## WHAT NEEDS TO BE DONE
Check each line of the data for "붙여넣기", and copy the ones that have it.

:: INFORMATION SUPPLIED ::

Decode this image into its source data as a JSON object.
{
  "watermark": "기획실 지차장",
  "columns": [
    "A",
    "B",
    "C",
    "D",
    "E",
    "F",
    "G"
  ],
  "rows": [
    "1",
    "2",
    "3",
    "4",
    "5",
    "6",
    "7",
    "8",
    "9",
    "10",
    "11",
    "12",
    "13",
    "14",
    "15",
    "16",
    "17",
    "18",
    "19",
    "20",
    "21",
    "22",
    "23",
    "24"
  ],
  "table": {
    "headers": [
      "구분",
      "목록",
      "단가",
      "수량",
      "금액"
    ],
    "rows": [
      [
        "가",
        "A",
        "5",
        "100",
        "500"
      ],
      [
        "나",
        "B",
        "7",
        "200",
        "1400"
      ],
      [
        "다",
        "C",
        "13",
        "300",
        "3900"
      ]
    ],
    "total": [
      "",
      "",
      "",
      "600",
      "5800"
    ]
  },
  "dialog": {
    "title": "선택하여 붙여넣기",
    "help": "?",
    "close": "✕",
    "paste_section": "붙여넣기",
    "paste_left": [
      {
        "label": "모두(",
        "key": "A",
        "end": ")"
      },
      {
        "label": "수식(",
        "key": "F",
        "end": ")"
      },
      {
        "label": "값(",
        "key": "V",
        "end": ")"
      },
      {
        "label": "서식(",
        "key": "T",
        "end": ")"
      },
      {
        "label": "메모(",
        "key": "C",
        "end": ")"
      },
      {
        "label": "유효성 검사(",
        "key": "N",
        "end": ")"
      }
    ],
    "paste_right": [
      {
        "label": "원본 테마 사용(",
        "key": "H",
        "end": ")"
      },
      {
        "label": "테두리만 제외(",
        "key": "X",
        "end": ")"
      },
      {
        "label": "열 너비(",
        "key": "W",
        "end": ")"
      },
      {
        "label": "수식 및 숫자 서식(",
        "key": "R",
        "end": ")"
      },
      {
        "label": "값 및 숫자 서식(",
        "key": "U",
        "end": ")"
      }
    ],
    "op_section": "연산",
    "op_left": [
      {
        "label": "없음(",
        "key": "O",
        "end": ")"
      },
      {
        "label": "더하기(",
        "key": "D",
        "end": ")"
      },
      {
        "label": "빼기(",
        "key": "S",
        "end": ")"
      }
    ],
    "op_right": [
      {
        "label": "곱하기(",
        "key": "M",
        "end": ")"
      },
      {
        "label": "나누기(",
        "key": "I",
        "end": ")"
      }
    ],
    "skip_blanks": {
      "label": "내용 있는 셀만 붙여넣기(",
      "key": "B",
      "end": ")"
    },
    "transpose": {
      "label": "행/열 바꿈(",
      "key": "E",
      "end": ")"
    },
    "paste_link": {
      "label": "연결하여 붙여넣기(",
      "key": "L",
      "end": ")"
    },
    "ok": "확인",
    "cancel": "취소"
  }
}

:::

## ANSWER SECTION
    "title": "선택하여 붙여넣기",
    "paste_section": "붙여넣기",
      "label": "내용 있는 셀만 붙여넣기(",
      "label": "연결하여 붙여넣기(",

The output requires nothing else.